The case of Pepsi vs India’s farmers is an outcome of different perspectives on IP. Although Pepsi has withdrawn the case under pressure from various quarters, the issue could be a factor in negotiations over the coming months. Under TRIPS (Trade Related Aspects of Intellectual Property Rights) and UPOV (Union for Protection of Plant Varieties), plant breeders have exclusive rights over varieties they develop.
However this does not recognize the rights of farmers to their genetic resources and associated knowledge. The Indian PPV & FRA law, on the other hand, recognises the rights of the breeder as well as the farmer. So the farmers were legally permitted to sell the FL 2027 plant variety in question, unless they did so in the branded format.
Both countries are firmly on opposite sides on the negotiations with respect to e-commerce norms, data protection and digital trade. The US has criticized India’s stand on data localization, which compels foreign firms to have servers in India. The US is part of a group of 76 countries that are attempting to establish ground rules for e-commerce. India has refused to be a part of these discussions, in particular due to its apprehensions of unfair market access for large foreign e-commerce companies and opposition to the temporary moratorium on customs duties being made permanent.
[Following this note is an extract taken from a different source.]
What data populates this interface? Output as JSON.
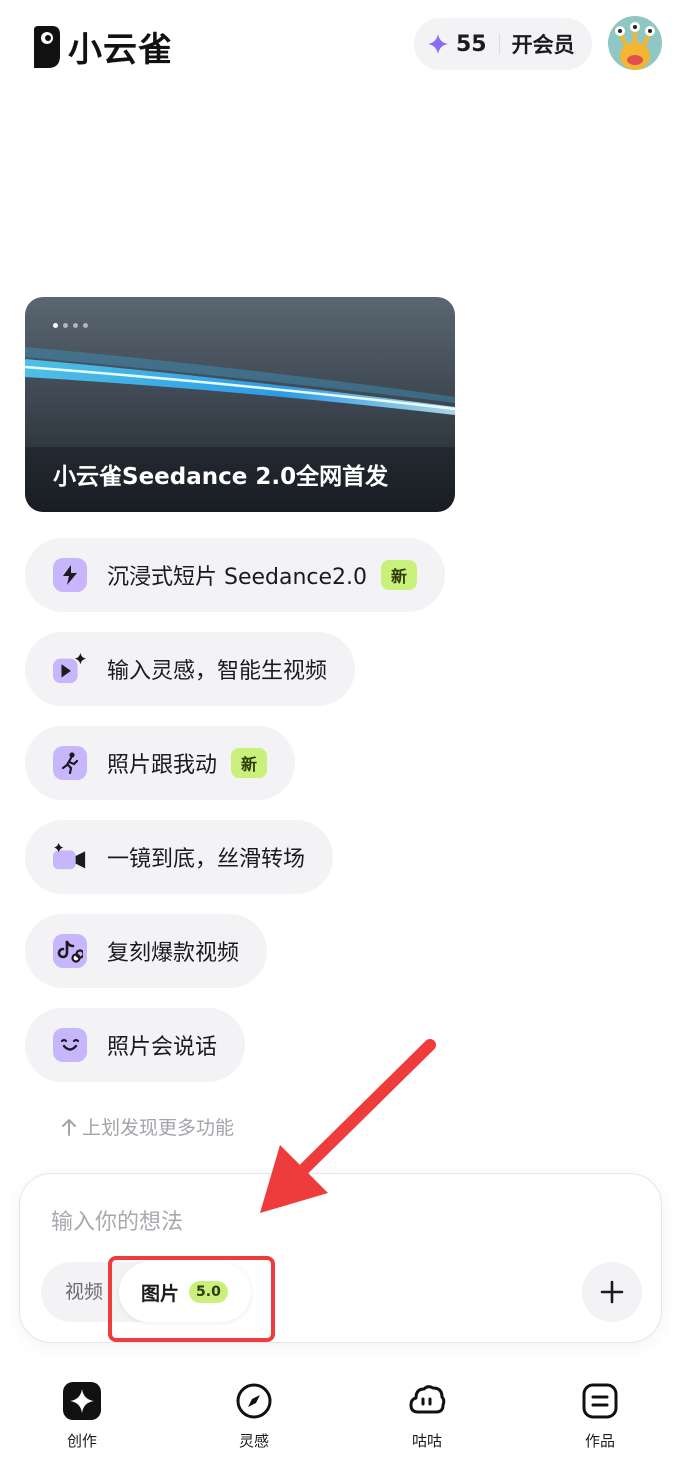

Market access issues are a pain point for both countries in the bilateral relationship. India has shown some flexibility on tariff caps of stents, and could also offer lower duties on some ICT products. On the other hand, India expects US to give it a waiver from high tariffs on aluminium and steel, apart from greater market access for some of its key export sectors.
Greater gain in collaboration
Despite these irritants, India has a good opportunity to extract greater leverage from the US on the trade relationship. Despite its constant criticism on various fronts, US would also not like to upset its equations with India; which hold immense strategic relevance, especially in the current context.
US trade talks with China seem headed nowhere, with Trump threatening to increase tariffs on US$ 200 billion worth of Chinese imports from 10% to 25% by May 10. Meanwhile, there is a rising interest in US companies to see India as a viable alternative to China.
The US-India Strategic Partnership Forum (USISPF) has recently asserted that around 200 American companies are eager to shift their manufacturing base from China to India after the general elections. However, they also carry expectations of reforms, greater transparency and a consultative decision making process.
If the US is unhappy due to its trade deficit with India (US$ 24.2 billion in 2018), its corresponding trade deficit of US$ 378.6 billion with China is a certain catastrophe. India should view the current US tirade as an opportunity to actually enhance relations and formalise a trade agreement that helps improve India’s exports to US in sectors like agriculture, automobiles & auto components, textiles and engineering.
India should also be discussing the continued tightening of H-1B visa norms under the Trump administration, which affects operations of Indian IT firms in the US market. Moreover, the US needs to appreciate the fact that Indian tariffs are not unreasonable; its applied average tariff is similar to economies considered to be relatively more open in terms of trade.
Additionally, India can look at ways to facilitate US investment in critical areas like smart cities, SEZs, agri-tech, food processing, hospitality, energy, etc. As US firms find it increasingly difficult to do business in China, India is the best possible alternative, as a viable manufacturing base and a lucrative consumer market. India has quite a few aces, and should just play its cards right at the negotiating table.